|Literacy, Language and Communication
debate the issue of Fairtrade cotton and clothing, articulate and justify answers, arguments and opinions for ‘throwaway culture clothes’ vs. labels with ethical policies;
learn how to be critical consumers by critically investigating the language of advertising that tells us to buy products yet hides the conditions under which they are made and the environmental impact
|Knowledge and Understanding of the World
research historical dress from a variety of cultures and if possible, through school library services or local museums, visit, borrow and try some on, investigating the significance of styles, designs and fabrics;
examine different kinds of religious clothing, are able to name the item and which religion it might be associated with;
use locational knowledge to research which countries are the major suppliers of British clothing by surveying labels in their garments and at home.
After a study of the conditions for some clothing workers, groups of pupils plan and perform a contrasting dance or performance that shows scenes from a fashion show catwalk juxtaposed with a factory scene where the garments may have been produced
bring in an old item of clothing to be given a design makeover using tie dye, embellishments and fabric pens, any that are too small can be redesigned into bags;
investigate the fabrics, patterns and designs of different cultures e.g. Adinkra
|Personal, Social, Health, Citizenship and Economic Education
Pupils develop their sense of social justice and moral responsibility and begin to understand that their own choices and behaviour can affect local, national or global issues like climate change;

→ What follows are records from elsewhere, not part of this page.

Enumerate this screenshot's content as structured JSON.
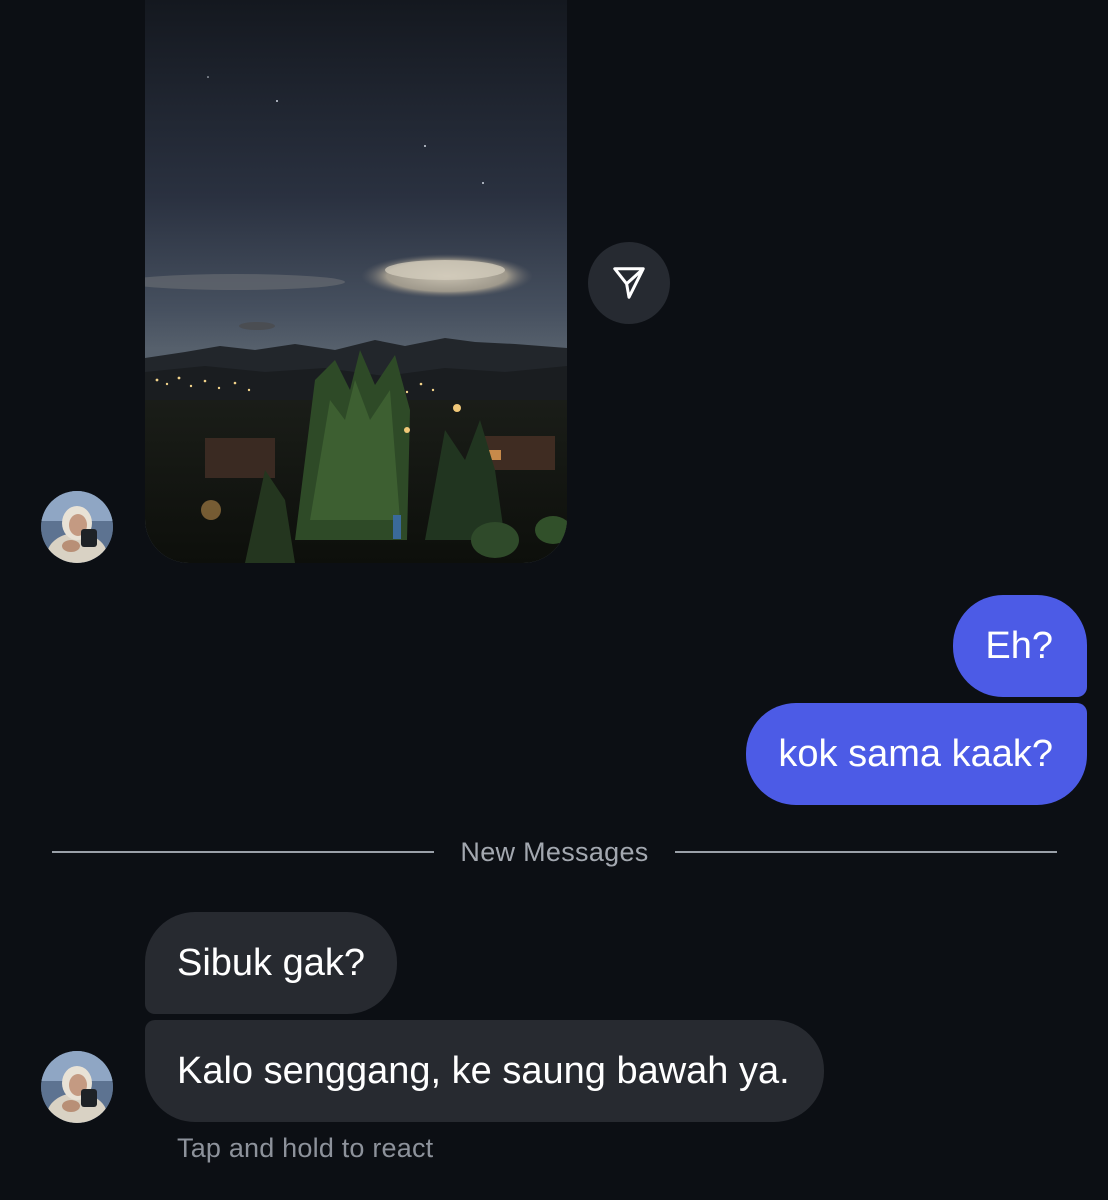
{
  "conversation": {
    "shared_photo": {
      "alt_subject": "night-landscape-with-lenticular-cloud",
      "share_icon": "paper-plane-icon"
    },
    "messages": [
      {
        "direction": "outgoing",
        "text": "Eh?"
      },
      {
        "direction": "outgoing",
        "text": "kok sama kaak?"
      },
      {
        "direction": "incoming",
        "text": "Sibuk gak?"
      },
      {
        "direction": "incoming",
        "text": "Kalo senggang, ke saung bawah ya."
      }
    ],
    "divider_label": "New Messages",
    "react_hint": "Tap and hold to react"
  },
  "colors": {
    "background": "#0c0f14",
    "outgoing_bubble": "#4c5be6",
    "incoming_bubble": "#272a30",
    "share_button": "#262a31"
  }
}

They learn how to make more confident and informed choices about the environment; to take more responsibility individually and as part of a greater whole;
They learn that resources can be allocated in different ways and that these economic choices affect individuals, communities and the sustainability of the environment.

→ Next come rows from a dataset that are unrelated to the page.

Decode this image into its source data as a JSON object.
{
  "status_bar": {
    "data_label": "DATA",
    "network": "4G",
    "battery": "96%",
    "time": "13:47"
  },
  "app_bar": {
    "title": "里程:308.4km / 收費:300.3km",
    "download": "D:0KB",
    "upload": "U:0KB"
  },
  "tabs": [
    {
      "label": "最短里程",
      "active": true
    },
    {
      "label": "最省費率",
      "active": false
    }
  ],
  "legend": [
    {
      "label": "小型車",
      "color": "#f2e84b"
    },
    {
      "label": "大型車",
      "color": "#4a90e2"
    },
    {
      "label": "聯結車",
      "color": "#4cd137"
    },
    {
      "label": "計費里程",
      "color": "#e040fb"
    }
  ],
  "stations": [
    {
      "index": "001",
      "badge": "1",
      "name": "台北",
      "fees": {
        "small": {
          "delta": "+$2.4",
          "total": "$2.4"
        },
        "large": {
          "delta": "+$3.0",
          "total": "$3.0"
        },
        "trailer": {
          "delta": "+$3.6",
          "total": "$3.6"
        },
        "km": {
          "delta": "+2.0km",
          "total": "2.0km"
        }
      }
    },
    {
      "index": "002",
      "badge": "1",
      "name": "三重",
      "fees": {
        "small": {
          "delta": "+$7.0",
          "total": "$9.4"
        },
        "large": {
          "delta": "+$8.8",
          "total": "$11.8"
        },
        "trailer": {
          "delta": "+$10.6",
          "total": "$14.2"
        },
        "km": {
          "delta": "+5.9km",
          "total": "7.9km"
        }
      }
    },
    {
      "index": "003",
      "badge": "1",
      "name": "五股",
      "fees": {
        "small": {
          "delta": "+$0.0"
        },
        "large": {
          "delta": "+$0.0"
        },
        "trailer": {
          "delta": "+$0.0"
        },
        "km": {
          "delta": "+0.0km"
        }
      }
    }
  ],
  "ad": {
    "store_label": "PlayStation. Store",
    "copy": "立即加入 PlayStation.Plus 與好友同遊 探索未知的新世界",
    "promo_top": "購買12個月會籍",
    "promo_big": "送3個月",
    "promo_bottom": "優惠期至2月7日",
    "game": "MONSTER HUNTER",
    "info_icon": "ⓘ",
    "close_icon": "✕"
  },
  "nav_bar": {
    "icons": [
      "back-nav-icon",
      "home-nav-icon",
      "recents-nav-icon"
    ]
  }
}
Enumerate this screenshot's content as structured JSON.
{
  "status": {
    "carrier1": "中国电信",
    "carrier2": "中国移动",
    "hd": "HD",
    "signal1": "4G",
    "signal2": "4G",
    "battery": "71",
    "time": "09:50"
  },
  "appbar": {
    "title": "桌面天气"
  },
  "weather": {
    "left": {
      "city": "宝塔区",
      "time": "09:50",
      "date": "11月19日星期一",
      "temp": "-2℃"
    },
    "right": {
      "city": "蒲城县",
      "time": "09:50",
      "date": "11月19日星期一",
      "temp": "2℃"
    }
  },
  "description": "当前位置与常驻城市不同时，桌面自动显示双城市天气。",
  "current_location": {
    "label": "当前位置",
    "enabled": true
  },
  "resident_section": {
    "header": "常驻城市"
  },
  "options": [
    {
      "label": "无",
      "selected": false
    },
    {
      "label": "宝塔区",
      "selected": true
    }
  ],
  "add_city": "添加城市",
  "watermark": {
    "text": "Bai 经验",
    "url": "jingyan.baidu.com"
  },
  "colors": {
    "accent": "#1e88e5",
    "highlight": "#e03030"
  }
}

|Mathematical, Scientific and Technical
play an adapted version of The Trading Game to consider how resources are unequally distributed and produce paper
T-shirts instead of rectangles;

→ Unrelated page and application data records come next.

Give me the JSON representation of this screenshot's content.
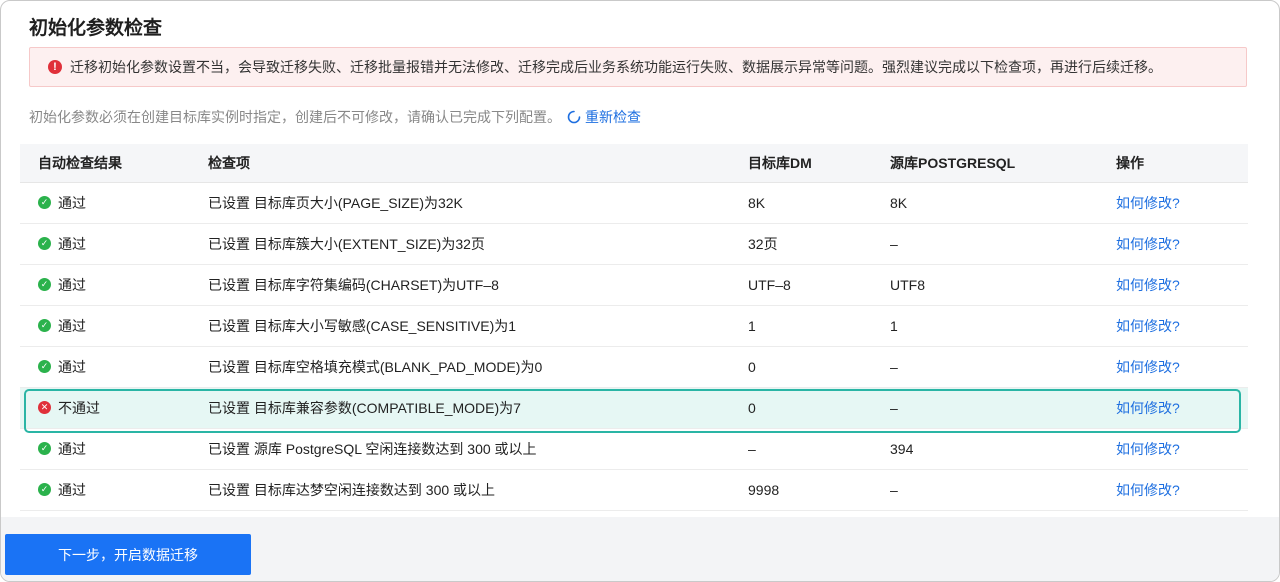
{
  "page": {
    "title": "初始化参数检查",
    "alert": "迁移初始化参数设置不当，会导致迁移失败、迁移批量报错并无法修改、迁移完成后业务系统功能运行失败、数据展示异常等问题。强烈建议完成以下检查项，再进行后续迁移。",
    "description": "初始化参数必须在创建目标库实例时指定，创建后不可修改，请确认已完成下列配置。",
    "recheck_label": "重新检查"
  },
  "table": {
    "headers": [
      "自动检查结果",
      "检查项",
      "目标库DM",
      "源库POSTGRESQL",
      "操作"
    ],
    "rows": [
      {
        "status": "通过",
        "passed": true,
        "item": "已设置 目标库页大小(PAGE_SIZE)为32K",
        "target": "8K",
        "source": "8K",
        "action": "如何修改?"
      },
      {
        "status": "通过",
        "passed": true,
        "item": "已设置 目标库簇大小(EXTENT_SIZE)为32页",
        "target": "32页",
        "source": "–",
        "action": "如何修改?"
      },
      {
        "status": "通过",
        "passed": true,
        "item": "已设置 目标库字符集编码(CHARSET)为UTF–8",
        "target": "UTF–8",
        "source": "UTF8",
        "action": "如何修改?"
      },
      {
        "status": "通过",
        "passed": true,
        "item": "已设置 目标库大小写敏感(CASE_SENSITIVE)为1",
        "target": "1",
        "source": "1",
        "action": "如何修改?"
      },
      {
        "status": "通过",
        "passed": true,
        "item": "已设置 目标库空格填充模式(BLANK_PAD_MODE)为0",
        "target": "0",
        "source": "–",
        "action": "如何修改?"
      },
      {
        "status": "不通过",
        "passed": false,
        "item": "已设置 目标库兼容参数(COMPATIBLE_MODE)为7",
        "target": "0",
        "source": "–",
        "action": "如何修改?"
      },
      {
        "status": "通过",
        "passed": true,
        "item": "已设置 源库 PostgreSQL 空闲连接数达到 300 或以上",
        "target": "–",
        "source": "394",
        "action": "如何修改?"
      },
      {
        "status": "通过",
        "passed": true,
        "item": "已设置 目标库达梦空闲连接数达到 300 或以上",
        "target": "9998",
        "source": "–",
        "action": "如何修改?"
      }
    ]
  },
  "footer": {
    "next_button": "下一步，开启数据迁移"
  },
  "colors": {
    "primary": "#1a73f5",
    "pass": "#2bb24c",
    "fail": "#e0303a",
    "highlight": "#2ab5a5"
  },
  "icons": {
    "pass": "check-circle-icon",
    "fail": "close-circle-icon",
    "alert": "exclamation-circle-icon",
    "recheck": "refresh-icon"
  }
}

compare the prices of fairly traded school uniforms against the cheaper brands, and present their finding through ICT to decision makers in their school and parents;
learn how to repair clothes simply- i.e. sew on buttons, use simple stitches to hem.